On March 3rd, 2012, Mars and Earth were on their closest approach, as Earth’s faster orbit brought it between the more distant, slower Mars and overtook it on the next trip around the Sun, but that is still about 55 million miles, and for those involved in the long process of bringing Edgar Rice Burroughs tales of Barsoom to the screen, it must have felt that they have walked every step. Fortunately for them and us, the end result is well worth the effort.
In the century since the publication of the first Barsoom stories, collected in the novel A Princess of Mars which is the primary source of this film, a production was originally proposed as an animated MGM project in the 1930s, then by Disney in the 1980s, Parmount within the last decade, then back to Disney where this release was finally conceived in 2007 under director Andrew Stanton, best known for the Pixar hits Finding Nemo and WALL-E.
Stanton is the second director best known for animation to recently move to live action, following The Incredibles’ Brad Bird on Mission: Impossible – Ghost Protocol, and as with that film, the emphasis here is on action.
Read from his secret journal, from an opening sequence with Taylor Kitsch’s Carter an officer of the 1st Virginia Cavalry taking unauthorised leave and running into local trouble that relives the classic western movies of the golden age of Hollywood in glorious saturated colour, the film springs across the desert landscape of the planet known to its inhabitants as Barsoom.
Mysteriously transported across space, Carter finds himself a prisoner of the four armed Tharks, who have attempted to avoid involvement in the war being waged between the other species who share their planet, but the subsequent arrival of Princess Dejah Thoris, fleeing from an arranged marriage to an enemy warlord and pursued by her suitor, draws both Carter and the Tharks into the conflict that is being driven by the beings who control the portals between the worlds.
The setting and technology may be science fiction, but the logic behind the plot is pure fantasy – gravity, for example, is apparently lower than on the Moon rather than higher – but this does not detract from the pure enjoyment of what John Carter is, which is closest in spirit and feeling to a galaxy far, far away, but more importantly a long time ago.
It is arguable whether this film is derivative of Star Wars or not; certainly it has arrived on the cinema screen thirty years later, but the tales of John Carter had already influenced George Lucas in the creation of his tales, and following the failure of the prequels to engage with audiences, here instead may be our new hope should the film reach an appreciative audience.
Technically, the realisation of the digital characters is far superior to either Clone Troopers or Gungans, and the IMAX 3D can finally approach the repeated claims of an immersive experience that has so often resulted in broken promises and headaches. Visually, the film is striking, the design of the solar powered flying machines particularly impressive, both delicate and imposing, high technology coupled with a hands-on physical control system that gives them a convincing realism, physical sets blended into digital extensions.
While there are scenes of desert passage and plot exposition that could move faster, the feeling is never so much boredom as the anticipation of wanting to arrive at the next destination, and Carter is easy company.
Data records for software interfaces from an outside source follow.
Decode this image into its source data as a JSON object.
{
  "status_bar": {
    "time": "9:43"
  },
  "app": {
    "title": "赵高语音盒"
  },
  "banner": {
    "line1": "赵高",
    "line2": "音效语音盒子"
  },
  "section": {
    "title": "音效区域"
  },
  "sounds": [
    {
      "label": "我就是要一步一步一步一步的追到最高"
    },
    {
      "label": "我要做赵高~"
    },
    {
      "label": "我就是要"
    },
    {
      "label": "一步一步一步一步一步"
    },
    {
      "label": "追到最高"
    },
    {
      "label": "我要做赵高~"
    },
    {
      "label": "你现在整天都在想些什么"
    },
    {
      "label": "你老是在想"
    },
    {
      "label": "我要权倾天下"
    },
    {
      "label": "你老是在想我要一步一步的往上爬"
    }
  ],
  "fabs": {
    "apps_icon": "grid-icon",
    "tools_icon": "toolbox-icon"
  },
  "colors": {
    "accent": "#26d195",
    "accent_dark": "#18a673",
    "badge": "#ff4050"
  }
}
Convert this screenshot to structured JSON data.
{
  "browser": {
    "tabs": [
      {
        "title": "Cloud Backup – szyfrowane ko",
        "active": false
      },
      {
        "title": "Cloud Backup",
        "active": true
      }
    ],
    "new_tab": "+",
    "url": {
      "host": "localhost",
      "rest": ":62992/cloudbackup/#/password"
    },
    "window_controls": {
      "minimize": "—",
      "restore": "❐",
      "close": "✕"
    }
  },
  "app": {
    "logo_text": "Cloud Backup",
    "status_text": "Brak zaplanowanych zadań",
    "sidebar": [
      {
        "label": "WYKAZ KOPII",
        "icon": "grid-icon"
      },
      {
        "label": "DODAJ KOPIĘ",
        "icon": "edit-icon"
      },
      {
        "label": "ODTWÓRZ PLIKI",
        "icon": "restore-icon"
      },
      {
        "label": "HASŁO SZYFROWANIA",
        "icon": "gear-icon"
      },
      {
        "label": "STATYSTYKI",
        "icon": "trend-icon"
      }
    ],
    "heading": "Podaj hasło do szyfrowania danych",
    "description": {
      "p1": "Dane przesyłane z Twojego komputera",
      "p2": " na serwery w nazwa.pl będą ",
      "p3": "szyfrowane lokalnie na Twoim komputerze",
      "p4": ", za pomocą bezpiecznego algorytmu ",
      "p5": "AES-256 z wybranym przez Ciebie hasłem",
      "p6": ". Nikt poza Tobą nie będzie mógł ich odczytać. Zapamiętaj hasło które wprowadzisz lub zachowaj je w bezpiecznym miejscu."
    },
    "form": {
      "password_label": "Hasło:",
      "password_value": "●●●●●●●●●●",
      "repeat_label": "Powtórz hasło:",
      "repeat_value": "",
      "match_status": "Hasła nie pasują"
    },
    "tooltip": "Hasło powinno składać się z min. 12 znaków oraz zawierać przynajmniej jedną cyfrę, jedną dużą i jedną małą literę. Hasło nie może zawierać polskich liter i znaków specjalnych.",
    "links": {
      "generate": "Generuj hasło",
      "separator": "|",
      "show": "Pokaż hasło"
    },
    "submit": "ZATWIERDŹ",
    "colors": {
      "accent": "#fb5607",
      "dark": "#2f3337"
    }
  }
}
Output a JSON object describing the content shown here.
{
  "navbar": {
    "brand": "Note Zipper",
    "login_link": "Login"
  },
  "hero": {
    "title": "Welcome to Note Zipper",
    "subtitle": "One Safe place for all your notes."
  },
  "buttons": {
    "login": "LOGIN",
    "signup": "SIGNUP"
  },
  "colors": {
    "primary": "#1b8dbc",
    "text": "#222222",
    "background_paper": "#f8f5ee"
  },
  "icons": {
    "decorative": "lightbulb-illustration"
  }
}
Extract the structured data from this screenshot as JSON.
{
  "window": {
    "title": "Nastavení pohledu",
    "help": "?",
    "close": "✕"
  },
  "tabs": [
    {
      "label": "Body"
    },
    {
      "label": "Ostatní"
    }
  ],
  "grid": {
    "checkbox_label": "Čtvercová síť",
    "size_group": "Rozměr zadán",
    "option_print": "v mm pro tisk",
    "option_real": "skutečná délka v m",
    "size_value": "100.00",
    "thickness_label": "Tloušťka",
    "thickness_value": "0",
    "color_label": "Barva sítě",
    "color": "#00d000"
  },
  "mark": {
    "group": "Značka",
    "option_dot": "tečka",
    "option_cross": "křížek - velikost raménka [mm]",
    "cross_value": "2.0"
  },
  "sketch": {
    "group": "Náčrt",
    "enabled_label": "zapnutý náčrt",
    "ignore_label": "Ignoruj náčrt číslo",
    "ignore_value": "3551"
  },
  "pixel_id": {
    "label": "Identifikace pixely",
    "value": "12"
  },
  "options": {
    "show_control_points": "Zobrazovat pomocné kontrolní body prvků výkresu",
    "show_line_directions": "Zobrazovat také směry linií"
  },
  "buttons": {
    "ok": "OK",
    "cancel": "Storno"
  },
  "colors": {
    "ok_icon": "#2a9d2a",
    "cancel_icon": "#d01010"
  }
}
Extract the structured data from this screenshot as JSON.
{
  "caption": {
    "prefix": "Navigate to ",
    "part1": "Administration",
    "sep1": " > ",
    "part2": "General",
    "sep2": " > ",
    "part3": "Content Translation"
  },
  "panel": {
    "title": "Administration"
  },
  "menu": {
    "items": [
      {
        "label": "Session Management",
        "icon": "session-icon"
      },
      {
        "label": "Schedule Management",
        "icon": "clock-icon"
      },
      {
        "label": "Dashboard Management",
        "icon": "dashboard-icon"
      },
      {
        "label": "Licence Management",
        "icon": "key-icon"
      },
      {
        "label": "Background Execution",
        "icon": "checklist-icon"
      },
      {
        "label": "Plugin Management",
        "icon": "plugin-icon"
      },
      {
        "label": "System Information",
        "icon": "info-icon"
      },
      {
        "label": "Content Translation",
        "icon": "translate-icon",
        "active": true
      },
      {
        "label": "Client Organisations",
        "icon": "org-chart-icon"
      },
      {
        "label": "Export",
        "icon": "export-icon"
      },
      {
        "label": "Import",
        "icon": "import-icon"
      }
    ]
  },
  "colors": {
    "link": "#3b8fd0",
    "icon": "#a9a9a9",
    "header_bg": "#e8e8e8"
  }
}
All the performances are satisfying, and while the characters may be conceived with broad strokes, the film is not designed to be analysed for deep thematic content; more important is that their actions or motivations never seem incongruous or inserted simply to achieve the next story point.
The studio have deliberately avoided marketing John Carter as a science fiction film, even going so far as to remove Mars from the main title, though it is rightly reinstated in the end titles, and similarly the soundtrack seems influenced by Igor Stravinsky rather than the more obvious Gustav Holst, but however it is ultimately recognised or remembered, the most important immediate consideration is how welcome John Carter of Mars is.
John Carter is currently on general release and also screening in IMAX